In just over a month this past summer, six women were slain as a result of intimate-partner homicides in Cook County. The names of these victims faded quickly from public attention soon after their stories hit the newspapers. But their personal tragedies involving intimate-partner abuse remind us of an alarming problem that, all too often, lurks in the shadows of our communities until it is too late.
A Guest Essay By State’s Attorney Anita Alvarez
October marks Domestic Violence Awareness Month, and here in Cook County, tens of thousands of women each year report that they have been victims of this crime. On a national level, the Journal of the American Medical Association reports that domestic violence is the leading cause of injury to women between the ages of 15 and 44, more common than cancer deaths, car accidents and muggings.
It is safe to say that these numbers must be even higher, because we know that domestic violence is one of the most chronically underreported crimes. We also know that violence between parents or caretakers is extremely likely to be transmitted to the next generation. This is a generational epidemic, affecting individuals in every community, regardless of age, economic status, race, religion, nationality and even gender.

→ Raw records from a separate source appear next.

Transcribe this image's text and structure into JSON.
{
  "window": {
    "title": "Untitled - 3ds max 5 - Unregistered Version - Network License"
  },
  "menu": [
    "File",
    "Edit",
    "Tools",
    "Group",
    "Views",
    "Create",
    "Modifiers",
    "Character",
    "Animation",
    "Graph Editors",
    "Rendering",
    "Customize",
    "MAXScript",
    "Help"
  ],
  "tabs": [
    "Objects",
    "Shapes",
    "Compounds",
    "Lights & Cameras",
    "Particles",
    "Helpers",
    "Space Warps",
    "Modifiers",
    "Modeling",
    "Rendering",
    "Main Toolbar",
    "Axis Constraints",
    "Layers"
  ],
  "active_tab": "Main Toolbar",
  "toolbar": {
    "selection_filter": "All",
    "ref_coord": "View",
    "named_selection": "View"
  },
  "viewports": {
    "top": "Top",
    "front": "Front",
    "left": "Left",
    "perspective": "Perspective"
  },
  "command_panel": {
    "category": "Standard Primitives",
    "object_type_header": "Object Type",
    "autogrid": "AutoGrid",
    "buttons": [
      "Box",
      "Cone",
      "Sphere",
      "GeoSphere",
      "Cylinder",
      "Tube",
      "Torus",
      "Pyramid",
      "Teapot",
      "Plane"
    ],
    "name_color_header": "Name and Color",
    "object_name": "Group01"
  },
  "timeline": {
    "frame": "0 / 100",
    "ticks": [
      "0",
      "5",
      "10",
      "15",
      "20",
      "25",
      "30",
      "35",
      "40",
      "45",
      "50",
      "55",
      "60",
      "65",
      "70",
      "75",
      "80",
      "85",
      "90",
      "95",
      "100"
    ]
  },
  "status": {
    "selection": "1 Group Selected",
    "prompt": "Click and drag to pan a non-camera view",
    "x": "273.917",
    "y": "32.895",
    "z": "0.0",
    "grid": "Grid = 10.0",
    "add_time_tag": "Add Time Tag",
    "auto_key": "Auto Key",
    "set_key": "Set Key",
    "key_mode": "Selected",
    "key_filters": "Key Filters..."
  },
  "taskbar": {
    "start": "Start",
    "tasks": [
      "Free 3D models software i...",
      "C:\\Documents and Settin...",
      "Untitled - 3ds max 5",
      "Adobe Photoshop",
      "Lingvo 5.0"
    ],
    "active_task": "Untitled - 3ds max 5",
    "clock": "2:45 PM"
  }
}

As the Cook County State’s Attorney, I am extremely committed to doing everything within the power of my office to prosecute domestic violence cases to the fullest extent of the law. But our involvement in prosecution comes after the crime has occurred, I believe that as prosecutors we need to look for new ways to renew the fight against domestic violence and call attention to the problem by working to improve both services to and support for the victims of this crime.
There is good news to report here in Cook County, where the Chief Judge has convened a task force to make important recommendations about the operation of our domestic violence court. The task force is scheduled to publish recommendations this fall, and we look forward to working on implementing them.

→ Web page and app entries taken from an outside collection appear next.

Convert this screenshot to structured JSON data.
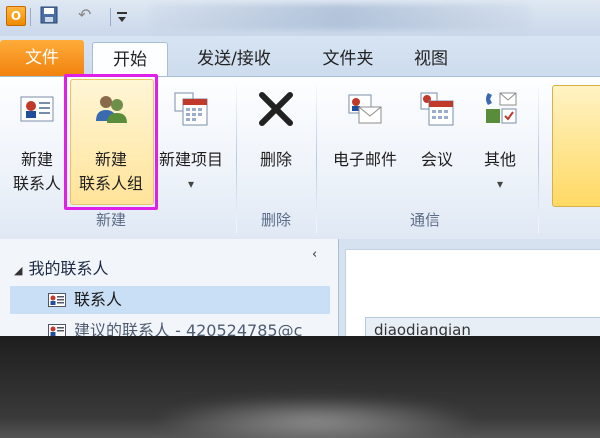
{
  "quick_access": {
    "app_icon": "outlook-logo",
    "app_letter": "O",
    "icons": [
      "outlook-icon",
      "save-icon",
      "undo-icon",
      "customize-icon"
    ]
  },
  "tabs": [
    {
      "label": "文件",
      "state": "file"
    },
    {
      "label": "开始",
      "state": "active"
    },
    {
      "label": "发送/接收",
      "state": "normal"
    },
    {
      "label": "文件夹",
      "state": "normal"
    },
    {
      "label": "视图",
      "state": "normal"
    }
  ],
  "ribbon": {
    "groups": [
      {
        "label": "新建",
        "buttons": [
          {
            "line1": "新建",
            "line2": "联系人",
            "icon": "new-contact-icon"
          },
          {
            "line1": "新建",
            "line2": "联系人组",
            "icon": "new-contact-group-icon",
            "highlighted": true
          },
          {
            "line1": "新建项目",
            "line2": "▾",
            "icon": "new-items-icon"
          }
        ]
      },
      {
        "label": "删除",
        "buttons": [
          {
            "line1": "删除",
            "icon": "delete-icon"
          }
        ]
      },
      {
        "label": "通信",
        "buttons": [
          {
            "line1": "电子邮件",
            "icon": "email-icon"
          },
          {
            "line1": "会议",
            "icon": "meeting-icon"
          },
          {
            "line1": "其他",
            "line2": "▾",
            "icon": "more-icon"
          }
        ]
      }
    ]
  },
  "nav_pane": {
    "collapse_glyph": "‹",
    "header_glyph": "◢",
    "header": "我的联系人",
    "items": [
      {
        "label": "联系人",
        "selected": true
      },
      {
        "label": "建议的联系人 - 420524785@c",
        "selected": false
      }
    ]
  },
  "content": {
    "search_text": "diaodiangian"
  },
  "colors": {
    "file_tab": "#f1820d",
    "highlight_box": "#e020e6",
    "ribbon_bg": "#eef3fa",
    "selected_item": "#c9dff6"
  }
}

In the State’s Attorney’s office, we are already working very hard on this issue and putting practices into place to provide more support for victims, as well as increasing our communication with complaining victims and witnesses. We have also consolidated our domestic violence division between the City of Chicago and the suburbs, and we are working hard to improve coordination between Chicago police and other law-enforcement agencies.

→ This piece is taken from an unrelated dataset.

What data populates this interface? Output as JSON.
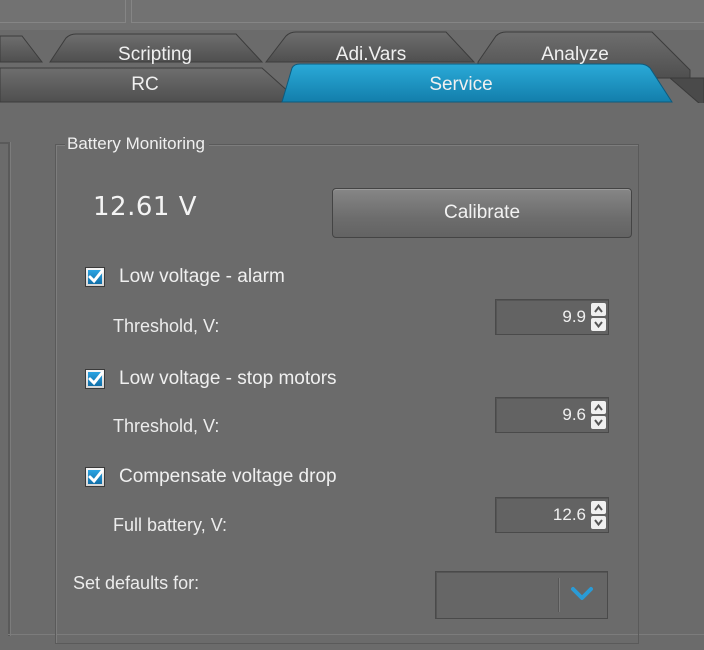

Given the statistics we see with this crime, it is clear that there is more work to be done. As we mark Domestic Violence Awareness Month in October, please consider what you can do to help make a difference.